But the main deal was Sulzmann’s writing for band. Sulzmann takes good tunes and then as writer and as improviser goes through a process of doubly out-thinking them. On Nikki Iles’ “Westerly,” there was sumptuous writing to state the theme for eight part brass chorus – superbly balanced by the players and directed by Martin Hathaway. But then the magic of a sax section countermelody, leaving the mood of solace and repose intact, and encouraging tenor soloist Alec Harper to solo in the spirit of the tune and float free.
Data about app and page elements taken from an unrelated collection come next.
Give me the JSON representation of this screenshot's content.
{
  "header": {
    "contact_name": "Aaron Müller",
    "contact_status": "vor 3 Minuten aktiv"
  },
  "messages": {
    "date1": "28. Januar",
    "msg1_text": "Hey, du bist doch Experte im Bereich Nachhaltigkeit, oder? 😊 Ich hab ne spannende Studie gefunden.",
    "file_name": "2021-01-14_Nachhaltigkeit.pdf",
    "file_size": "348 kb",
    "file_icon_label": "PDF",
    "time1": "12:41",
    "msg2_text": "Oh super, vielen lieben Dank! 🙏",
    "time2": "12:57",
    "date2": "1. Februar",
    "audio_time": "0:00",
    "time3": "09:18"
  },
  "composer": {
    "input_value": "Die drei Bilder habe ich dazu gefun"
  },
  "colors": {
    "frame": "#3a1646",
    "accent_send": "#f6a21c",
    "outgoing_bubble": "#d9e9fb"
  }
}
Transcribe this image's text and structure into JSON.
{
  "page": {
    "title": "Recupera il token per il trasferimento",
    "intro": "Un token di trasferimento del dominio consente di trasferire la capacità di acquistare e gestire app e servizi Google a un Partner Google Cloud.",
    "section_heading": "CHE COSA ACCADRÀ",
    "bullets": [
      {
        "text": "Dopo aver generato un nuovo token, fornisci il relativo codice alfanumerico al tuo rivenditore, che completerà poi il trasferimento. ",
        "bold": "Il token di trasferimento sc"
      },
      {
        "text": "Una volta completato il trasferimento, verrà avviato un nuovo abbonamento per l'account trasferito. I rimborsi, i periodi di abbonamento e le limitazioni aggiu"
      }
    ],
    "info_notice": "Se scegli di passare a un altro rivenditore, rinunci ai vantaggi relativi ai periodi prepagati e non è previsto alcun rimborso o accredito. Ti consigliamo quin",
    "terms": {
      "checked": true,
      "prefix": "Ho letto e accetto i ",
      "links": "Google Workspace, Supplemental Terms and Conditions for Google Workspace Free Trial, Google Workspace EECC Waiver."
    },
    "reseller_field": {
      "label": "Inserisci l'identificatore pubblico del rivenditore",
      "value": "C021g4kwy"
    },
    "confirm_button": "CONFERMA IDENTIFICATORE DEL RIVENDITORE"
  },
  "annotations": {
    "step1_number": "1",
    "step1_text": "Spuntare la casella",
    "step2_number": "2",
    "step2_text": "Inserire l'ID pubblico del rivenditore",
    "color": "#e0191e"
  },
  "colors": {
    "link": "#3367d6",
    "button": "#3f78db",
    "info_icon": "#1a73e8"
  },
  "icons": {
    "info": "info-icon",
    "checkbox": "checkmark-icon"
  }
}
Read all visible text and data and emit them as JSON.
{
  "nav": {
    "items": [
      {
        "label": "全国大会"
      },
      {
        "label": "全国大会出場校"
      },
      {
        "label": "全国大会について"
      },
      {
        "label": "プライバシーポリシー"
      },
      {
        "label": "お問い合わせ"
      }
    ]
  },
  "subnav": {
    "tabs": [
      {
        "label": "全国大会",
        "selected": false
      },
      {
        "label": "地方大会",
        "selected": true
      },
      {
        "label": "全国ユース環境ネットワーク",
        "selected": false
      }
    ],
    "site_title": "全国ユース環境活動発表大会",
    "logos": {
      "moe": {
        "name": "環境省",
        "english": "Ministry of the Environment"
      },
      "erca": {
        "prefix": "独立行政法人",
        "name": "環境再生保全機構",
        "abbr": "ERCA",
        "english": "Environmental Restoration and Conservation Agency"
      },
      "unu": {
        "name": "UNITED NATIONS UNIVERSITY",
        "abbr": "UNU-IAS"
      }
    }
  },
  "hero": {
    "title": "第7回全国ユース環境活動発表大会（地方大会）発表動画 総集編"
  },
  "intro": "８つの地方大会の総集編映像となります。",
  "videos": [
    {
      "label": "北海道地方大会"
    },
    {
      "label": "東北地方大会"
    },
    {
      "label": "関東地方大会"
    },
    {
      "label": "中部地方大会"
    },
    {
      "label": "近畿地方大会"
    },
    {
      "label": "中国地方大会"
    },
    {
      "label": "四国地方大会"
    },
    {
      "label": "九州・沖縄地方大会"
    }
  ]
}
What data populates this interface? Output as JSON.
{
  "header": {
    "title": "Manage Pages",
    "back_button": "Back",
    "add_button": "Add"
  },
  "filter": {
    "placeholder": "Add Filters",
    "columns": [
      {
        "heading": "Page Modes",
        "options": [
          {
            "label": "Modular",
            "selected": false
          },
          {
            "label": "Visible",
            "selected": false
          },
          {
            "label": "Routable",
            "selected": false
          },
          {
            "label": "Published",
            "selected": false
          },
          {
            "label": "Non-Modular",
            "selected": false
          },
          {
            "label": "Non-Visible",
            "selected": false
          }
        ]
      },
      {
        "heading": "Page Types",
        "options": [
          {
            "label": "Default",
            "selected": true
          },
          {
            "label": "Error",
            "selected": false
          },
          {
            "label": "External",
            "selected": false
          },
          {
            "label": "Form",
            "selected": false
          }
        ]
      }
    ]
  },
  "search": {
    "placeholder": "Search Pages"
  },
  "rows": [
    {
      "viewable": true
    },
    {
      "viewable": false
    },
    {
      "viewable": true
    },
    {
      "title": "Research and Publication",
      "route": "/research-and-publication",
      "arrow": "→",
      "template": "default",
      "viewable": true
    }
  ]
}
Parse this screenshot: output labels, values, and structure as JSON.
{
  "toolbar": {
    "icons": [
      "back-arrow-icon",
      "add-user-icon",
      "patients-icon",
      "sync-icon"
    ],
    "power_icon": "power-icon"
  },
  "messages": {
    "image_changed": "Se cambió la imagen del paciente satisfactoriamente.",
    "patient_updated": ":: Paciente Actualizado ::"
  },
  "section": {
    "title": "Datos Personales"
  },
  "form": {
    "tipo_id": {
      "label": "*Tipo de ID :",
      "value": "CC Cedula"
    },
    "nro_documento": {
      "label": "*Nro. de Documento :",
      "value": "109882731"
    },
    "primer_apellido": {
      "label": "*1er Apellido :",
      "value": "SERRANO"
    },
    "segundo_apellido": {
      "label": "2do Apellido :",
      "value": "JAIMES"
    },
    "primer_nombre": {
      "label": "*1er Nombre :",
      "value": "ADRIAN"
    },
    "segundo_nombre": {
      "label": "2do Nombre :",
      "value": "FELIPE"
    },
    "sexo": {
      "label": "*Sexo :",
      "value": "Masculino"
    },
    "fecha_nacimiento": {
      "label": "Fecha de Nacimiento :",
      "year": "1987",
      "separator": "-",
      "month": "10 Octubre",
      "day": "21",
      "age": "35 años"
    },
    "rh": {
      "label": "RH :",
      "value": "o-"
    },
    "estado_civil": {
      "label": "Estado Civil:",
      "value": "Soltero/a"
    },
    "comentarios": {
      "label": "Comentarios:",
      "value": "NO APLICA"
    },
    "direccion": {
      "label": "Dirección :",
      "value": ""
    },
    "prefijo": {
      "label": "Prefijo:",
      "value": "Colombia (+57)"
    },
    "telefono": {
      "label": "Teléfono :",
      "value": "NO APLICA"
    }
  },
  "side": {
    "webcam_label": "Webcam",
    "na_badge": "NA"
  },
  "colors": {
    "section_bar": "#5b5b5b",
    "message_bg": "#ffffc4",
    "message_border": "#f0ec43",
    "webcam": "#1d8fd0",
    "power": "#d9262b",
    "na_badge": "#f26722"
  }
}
And then the unexpected interruption of the mood with stab chords, reinforcing what has gone before.
Another moment to savour was alto Ru Pattison dialoguing over a beautifully-played tuba (Theon Cross) countermelody on “Meaning of the Blues.” Sulzmann had introduced this tune by saying: “When I found out Gil Evans had arranged this tune, I thought: “Oh my Gawd, maybe I shouldn’t have.” The joyous full band ending to that chart gave its own answer. The chart deserves – and I would venture probably will – be played for generations.
The forward motion in these charts is irresistible, elements, cross-rhythms balance and converse. There’s a sense of completeness. It’s a whole world apart from a contemporary classical composer whose work I heard later on the same evening on the radio. This man’s method was to take a few so-so ideas and evidently stretch them out bby copy-pasting them with Sibelius software. I’m told it’s called minimalism. In that case, Stan Sulzmann is a maximalist. I know which I would rather hear.
Declaration of interest: I am a trustee of the Foundation for Young Musicans, supporting CYM, a division of Guildhall School
UPDATE: Trevor Bannister’s review of Michael Garrick has appeared identically in
The Jazz Mann